Not for everyone. Very detailed. Very geographically specific.
Bauer presents an excellent ethnographic and historical analysis of the changes the people of Dolpo have encountered since 1959, and he demonstrates to us that cultural survival and cultural change are not antithetical to one another. His examination of the resilience and adaptability of Dolpo-pa brings to life the practical importance of local environmental knowledge, human agency, and cultural innovation. As founder of the grass-roots organization DROKPA (meaning "nomad" in Tibetan), Bauer also directs his excellent analytic understanding of pastoralism toward working along with pastoralist populations to respond to the many political, economic, and environmental challenges they face in the 21st century. Very fine research and writing.
Most interesting even for those without a very strong academic background.

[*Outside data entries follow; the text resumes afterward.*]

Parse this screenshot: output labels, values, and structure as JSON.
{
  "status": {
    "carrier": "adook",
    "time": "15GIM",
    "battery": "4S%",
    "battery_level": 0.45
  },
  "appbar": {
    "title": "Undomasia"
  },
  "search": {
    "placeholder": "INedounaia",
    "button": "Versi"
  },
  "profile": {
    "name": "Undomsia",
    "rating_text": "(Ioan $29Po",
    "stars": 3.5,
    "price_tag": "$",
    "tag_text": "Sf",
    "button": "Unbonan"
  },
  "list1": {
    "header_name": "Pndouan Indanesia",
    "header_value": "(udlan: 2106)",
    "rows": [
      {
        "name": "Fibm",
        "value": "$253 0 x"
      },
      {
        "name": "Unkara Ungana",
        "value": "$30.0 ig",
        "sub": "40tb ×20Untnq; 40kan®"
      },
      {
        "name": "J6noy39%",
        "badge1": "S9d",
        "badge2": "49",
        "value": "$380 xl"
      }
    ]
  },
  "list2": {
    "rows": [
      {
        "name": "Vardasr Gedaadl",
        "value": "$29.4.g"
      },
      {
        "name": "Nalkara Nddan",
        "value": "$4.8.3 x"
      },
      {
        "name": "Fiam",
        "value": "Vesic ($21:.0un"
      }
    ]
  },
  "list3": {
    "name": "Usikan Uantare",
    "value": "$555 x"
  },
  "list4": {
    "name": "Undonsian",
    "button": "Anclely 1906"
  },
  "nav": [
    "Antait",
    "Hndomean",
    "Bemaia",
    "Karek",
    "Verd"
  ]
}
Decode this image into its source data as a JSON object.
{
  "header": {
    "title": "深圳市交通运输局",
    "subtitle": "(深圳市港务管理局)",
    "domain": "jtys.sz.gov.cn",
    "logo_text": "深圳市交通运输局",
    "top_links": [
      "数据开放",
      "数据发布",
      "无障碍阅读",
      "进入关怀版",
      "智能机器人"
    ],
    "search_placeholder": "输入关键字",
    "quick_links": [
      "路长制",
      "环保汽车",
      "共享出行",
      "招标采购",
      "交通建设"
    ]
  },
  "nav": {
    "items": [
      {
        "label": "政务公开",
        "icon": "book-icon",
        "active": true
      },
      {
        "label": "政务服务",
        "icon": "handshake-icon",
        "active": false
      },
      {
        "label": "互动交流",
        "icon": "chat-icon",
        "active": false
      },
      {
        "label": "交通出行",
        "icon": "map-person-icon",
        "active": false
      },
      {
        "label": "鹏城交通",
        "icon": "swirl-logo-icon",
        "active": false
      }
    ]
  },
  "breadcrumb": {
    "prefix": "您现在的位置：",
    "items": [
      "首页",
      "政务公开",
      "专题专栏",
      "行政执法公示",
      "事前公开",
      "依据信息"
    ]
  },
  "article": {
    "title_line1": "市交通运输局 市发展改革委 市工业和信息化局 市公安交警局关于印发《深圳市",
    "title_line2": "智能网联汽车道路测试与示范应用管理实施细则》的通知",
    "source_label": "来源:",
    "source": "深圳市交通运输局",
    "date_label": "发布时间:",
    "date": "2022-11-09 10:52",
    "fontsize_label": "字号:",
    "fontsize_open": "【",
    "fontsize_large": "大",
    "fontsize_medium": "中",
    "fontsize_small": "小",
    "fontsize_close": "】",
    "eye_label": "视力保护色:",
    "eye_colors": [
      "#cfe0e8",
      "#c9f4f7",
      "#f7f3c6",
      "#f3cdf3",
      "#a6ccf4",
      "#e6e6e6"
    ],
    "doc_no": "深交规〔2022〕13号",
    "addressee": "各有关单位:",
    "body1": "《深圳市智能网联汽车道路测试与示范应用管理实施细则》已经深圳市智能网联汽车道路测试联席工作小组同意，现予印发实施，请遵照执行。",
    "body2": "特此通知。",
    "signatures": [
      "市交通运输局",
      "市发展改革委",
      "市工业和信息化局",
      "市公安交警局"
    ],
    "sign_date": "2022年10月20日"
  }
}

High Frontiers makes the landscape and the people of Dolpo come alive. Kenneth Bauer's descriptions are vivid, accurate and heartfelt. His observations in the chapter A Tsampa Western about the filming of Caravan/Himalaya and its impacts on the villagers is timely and thought provoking. One does not need to have an academic background to absorb and enjoy this timely book.